[WHAT THE EXERCISE ASKS] Each entry below must be repeated exactly. Leave the pictures out of it.

[RECORDS FOR THE TASK]

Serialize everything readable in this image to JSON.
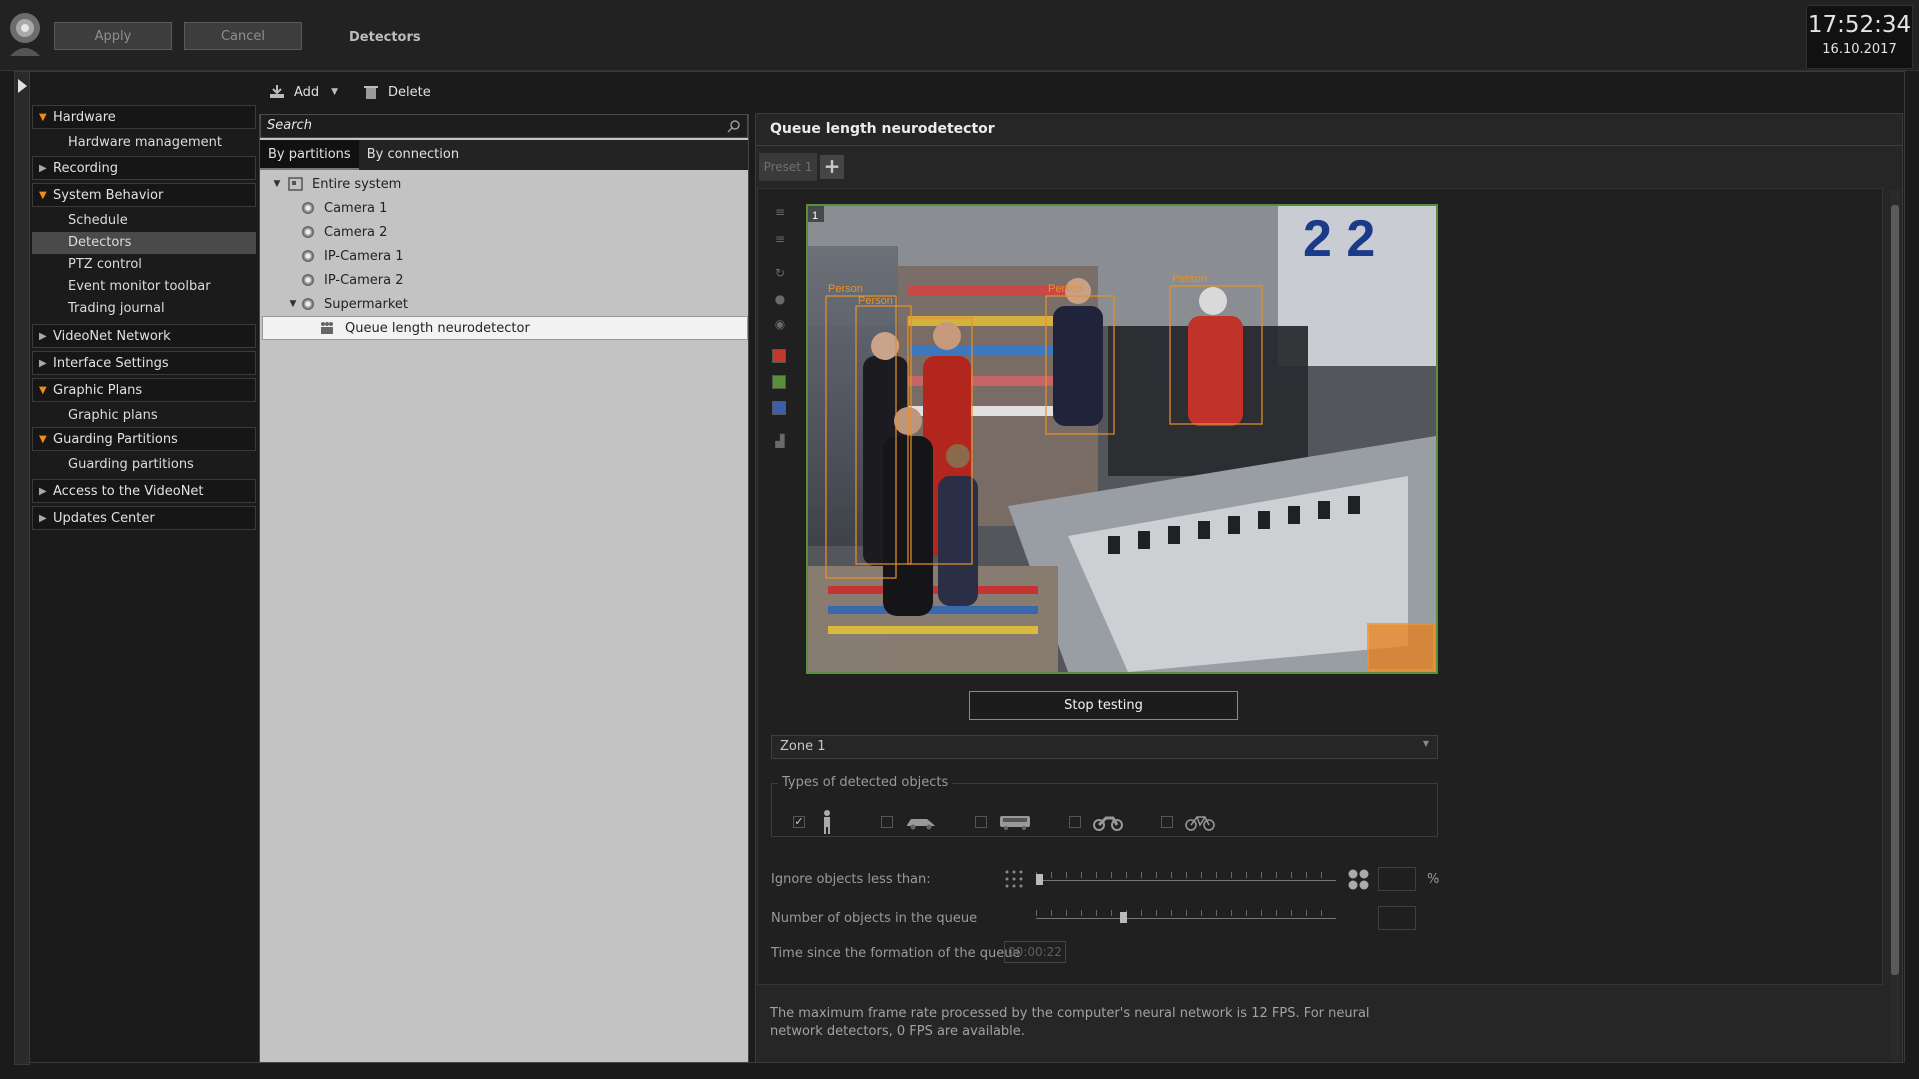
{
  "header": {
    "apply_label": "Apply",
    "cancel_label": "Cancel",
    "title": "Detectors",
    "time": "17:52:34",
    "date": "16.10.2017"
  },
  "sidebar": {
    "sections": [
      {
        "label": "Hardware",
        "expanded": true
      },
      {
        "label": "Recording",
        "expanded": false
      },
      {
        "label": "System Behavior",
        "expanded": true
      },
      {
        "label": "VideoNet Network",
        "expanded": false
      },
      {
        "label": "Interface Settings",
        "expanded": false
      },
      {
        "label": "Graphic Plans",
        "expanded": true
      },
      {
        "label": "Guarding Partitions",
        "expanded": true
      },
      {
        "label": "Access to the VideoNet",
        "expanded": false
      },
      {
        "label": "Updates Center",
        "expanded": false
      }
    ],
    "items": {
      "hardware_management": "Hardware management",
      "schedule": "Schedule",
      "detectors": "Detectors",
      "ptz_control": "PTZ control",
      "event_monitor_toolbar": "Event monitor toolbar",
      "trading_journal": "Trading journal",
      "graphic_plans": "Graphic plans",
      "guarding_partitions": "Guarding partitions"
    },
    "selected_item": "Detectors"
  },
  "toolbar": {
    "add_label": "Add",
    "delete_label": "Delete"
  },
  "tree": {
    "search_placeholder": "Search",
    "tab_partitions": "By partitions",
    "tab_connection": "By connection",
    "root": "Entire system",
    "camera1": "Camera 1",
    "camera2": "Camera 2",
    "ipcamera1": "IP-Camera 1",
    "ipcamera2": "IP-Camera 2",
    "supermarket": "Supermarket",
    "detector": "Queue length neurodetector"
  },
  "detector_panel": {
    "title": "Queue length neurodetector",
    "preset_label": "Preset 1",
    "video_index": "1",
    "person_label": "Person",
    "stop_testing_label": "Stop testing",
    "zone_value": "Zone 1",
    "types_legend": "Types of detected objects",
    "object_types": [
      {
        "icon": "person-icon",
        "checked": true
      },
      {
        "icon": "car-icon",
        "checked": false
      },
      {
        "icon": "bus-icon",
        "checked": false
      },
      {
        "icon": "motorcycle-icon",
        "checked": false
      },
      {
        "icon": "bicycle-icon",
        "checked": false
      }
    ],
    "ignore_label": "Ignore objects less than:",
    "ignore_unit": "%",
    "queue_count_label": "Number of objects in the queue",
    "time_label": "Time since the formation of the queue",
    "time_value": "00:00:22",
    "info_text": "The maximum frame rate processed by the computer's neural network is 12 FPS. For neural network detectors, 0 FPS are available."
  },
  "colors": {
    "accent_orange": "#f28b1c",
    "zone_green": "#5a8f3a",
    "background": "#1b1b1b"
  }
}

[YOUR RESPONSE]
Serialize everything readable in this image to JSON.
{
  "header": {
    "apply_label": "Apply",
    "cancel_label": "Cancel",
    "title": "Detectors",
    "time": "17:52:34",
    "date": "16.10.2017"
  },
  "sidebar": {
    "sections": [
      {
        "label": "Hardware",
        "expanded": true
      },
      {
        "label": "Recording",
        "expanded": false
      },
      {
        "label": "System Behavior",
        "expanded": true
      },
      {
        "label": "VideoNet Network",
        "expanded": false
      },
      {
        "label": "Interface Settings",
        "expanded": false
      },
      {
        "label": "Graphic Plans",
        "expanded": true
      },
      {
        "label": "Guarding Partitions",
        "expanded": true
      },
      {
        "label": "Access to the VideoNet",
        "expanded": false
      },
      {
        "label": "Updates Center",
        "expanded": false
      }
    ],
    "items": {
      "hardware_management": "Hardware management",
      "schedule": "Schedule",
      "detectors": "Detectors",
      "ptz_control": "PTZ control",
      "event_monitor_toolbar": "Event monitor toolbar",
      "trading_journal": "Trading journal",
      "graphic_plans": "Graphic plans",
      "guarding_partitions": "Guarding partitions"
    },
    "selected_item": "Detectors"
  },
  "toolbar": {
    "add_label": "Add",
    "delete_label": "Delete"
  },
  "tree": {
    "search_placeholder": "Search",
    "tab_partitions": "By partitions",
    "tab_connection": "By connection",
    "root": "Entire system",
    "camera1": "Camera 1",
    "camera2": "Camera 2",
    "ipcamera1": "IP-Camera 1",
    "ipcamera2": "IP-Camera 2",
    "supermarket": "Supermarket",
    "detector": "Queue length neurodetector"
  },
  "detector_panel": {
    "title": "Queue length neurodetector",
    "preset_label": "Preset 1",
    "video_index": "1",
    "person_label": "Person",
    "stop_testing_label": "Stop testing",
    "zone_value": "Zone 1",
    "types_legend": "Types of detected objects",
    "object_types": [
      {
        "icon": "person-icon",
        "checked": true
      },
      {
        "icon": "car-icon",
        "checked": false
      },
      {
        "icon": "bus-icon",
        "checked": false
      },
      {
        "icon": "motorcycle-icon",
        "checked": false
      },
      {
        "icon": "bicycle-icon",
        "checked": false
      }
    ],
    "ignore_label": "Ignore objects less than:",
    "ignore_unit": "%",
    "queue_count_label": "Number of objects in the queue",
    "time_label": "Time since the formation of the queue",
    "time_value": "00:00:22",
    "info_text": "The maximum frame rate processed by the computer's neural network is 12 FPS. For neural network detectors, 0 FPS are available."
  },
  "colors": {
    "accent_orange": "#f28b1c",
    "zone_green": "#5a8f3a",
    "background": "#1b1b1b"
  }
}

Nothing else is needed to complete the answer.